You may think that the majority of those who suffer accidents caused by low turns are the typical “piraos” making radical approaches with dwarf parachute bells.
Imagine this situation: you are finishing a “perfect” jump, you are approaching the headwind landing zone, at about 30 m. off the ground and you can see yourself gently perching where you had chosen. Suddenly, something catches your eye out of the corner of your eye, and to your left you see another bell at the same height, too close, and pointing at the same point as you on the ground. He hasn’t seen you and the next thing is a “pineapple.” Instinctively, you pull on the right control to avoid the collision. Indeed you get out of the way, but now your hood is in a dive towards the ground that you barely have time to realize how “crappy” you have it, before giving it to you. The next thing is someone yelling at you: “ Can you hear me? Do not move! and in the background: Someone call 061!
Dramatic? Well like this there are dozens of true stories of paratroopers. Of accidents, not under elliptical bells, but anyone trying to avoid an obstacle or simply facing the wind at the last minute.
It is easy to warn people of the danger of low turns, in skydiving, they can even be prohibited, but obviously this does not solve the problem. It is clear that the ideal is to stay away from obstacles and other parachute bells, and be clear about the approach traffic beforehand, but this does not mean that we learn to react correctly to an unforeseen event. It is not about saying NO to the low turns of skydiving, you have to take them into account for what they are, a maneuver that every skydiver should know how to do safely.
Let’s differentiate low turns from “radical” turns
Before continuing, we should be clear about this difference. It has been understood as a radical turn, which is done intentionally, either with a control or with a front band, to acquire extra speed just before taking.
The paratrooper is thrown from under the bell of the parachute, which plummets towards the ground, and is again under it when he regains horizontality.

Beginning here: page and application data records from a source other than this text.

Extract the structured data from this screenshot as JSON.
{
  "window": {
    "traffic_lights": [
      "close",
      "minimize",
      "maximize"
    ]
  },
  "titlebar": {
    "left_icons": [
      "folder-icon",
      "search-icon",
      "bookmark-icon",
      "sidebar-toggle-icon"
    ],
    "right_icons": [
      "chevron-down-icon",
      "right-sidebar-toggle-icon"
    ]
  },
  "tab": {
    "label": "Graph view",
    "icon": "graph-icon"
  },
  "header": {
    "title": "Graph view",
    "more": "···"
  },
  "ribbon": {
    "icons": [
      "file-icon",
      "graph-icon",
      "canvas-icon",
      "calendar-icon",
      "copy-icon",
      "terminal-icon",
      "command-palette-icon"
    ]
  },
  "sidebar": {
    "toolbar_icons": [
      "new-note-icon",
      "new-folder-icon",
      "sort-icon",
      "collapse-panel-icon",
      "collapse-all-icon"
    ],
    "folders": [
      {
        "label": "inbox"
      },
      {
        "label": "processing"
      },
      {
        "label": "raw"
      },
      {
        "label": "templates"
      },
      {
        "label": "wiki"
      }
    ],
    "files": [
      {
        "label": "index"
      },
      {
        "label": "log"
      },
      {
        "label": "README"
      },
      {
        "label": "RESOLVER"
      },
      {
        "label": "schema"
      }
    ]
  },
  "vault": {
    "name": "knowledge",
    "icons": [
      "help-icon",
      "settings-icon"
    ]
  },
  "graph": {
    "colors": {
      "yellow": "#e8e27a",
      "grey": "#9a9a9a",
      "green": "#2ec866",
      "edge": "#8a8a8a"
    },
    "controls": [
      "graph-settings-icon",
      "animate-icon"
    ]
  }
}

If the height and descent rate are well calculated, this extra speed gives us more lift and allows us to “sweep” the landing zone a few seconds before hitting the ground.
When someone suddenly tries to avoid an obstacle or face the wind, without that extra speed, the bell of the parachute reacts in much the same way, but usually it will not have time to “pick up” before reaching the ground. On occasion, the leading edge has even touched the ground before the skydiver.
Phobia of flying slowly
Pupil-paratroopers often have a tendency to keep the controls at ear height or lower, rather than letting the parachute bell fly, especially on final approach. As a consequence, we instructors are continually insisting that they let her fly.
There are also those who have respect for turning sharply (up), with which they are also insisted that they pull the control all the way down without fear so that they become familiar. So teaching him to fly at half brakes and to turn under control seems counterproductive to his learning.
After just a few jumps, they discover that spinning with full control and curling up not only makes the instructor happy, but is also a lot of fun.
They also find that by raising the controls all the way, the shots improve. The downside is that we hardly ever get beyond there. We spend little to no time flying at half brakes, and in general, we ignore a large part of the room for maneuver of a parachute bell. What limits us enough when it comes to reacting to an unforeseen event.
If your parachute bell is, on the small side, you will surely want to leave a margin to raise the controls again before the “flare”.
Always avoid jerky or hesitant movements, and be prepared to make a “roulette” if necessary. You can land a parachute at half brake, (without releasing before flare) but unless you do a perfect flare, the landing may not be smooth enough to stand upright.
These basic techniques are, in any case, that: basic. And as important for the students as drinking well standing.
The best to learn is a large, compliant parachute bell, ideally a wing loading of 1 lb / ft2 or less. However, today, many beginner skydivers buy much more “loaded” parachute bells.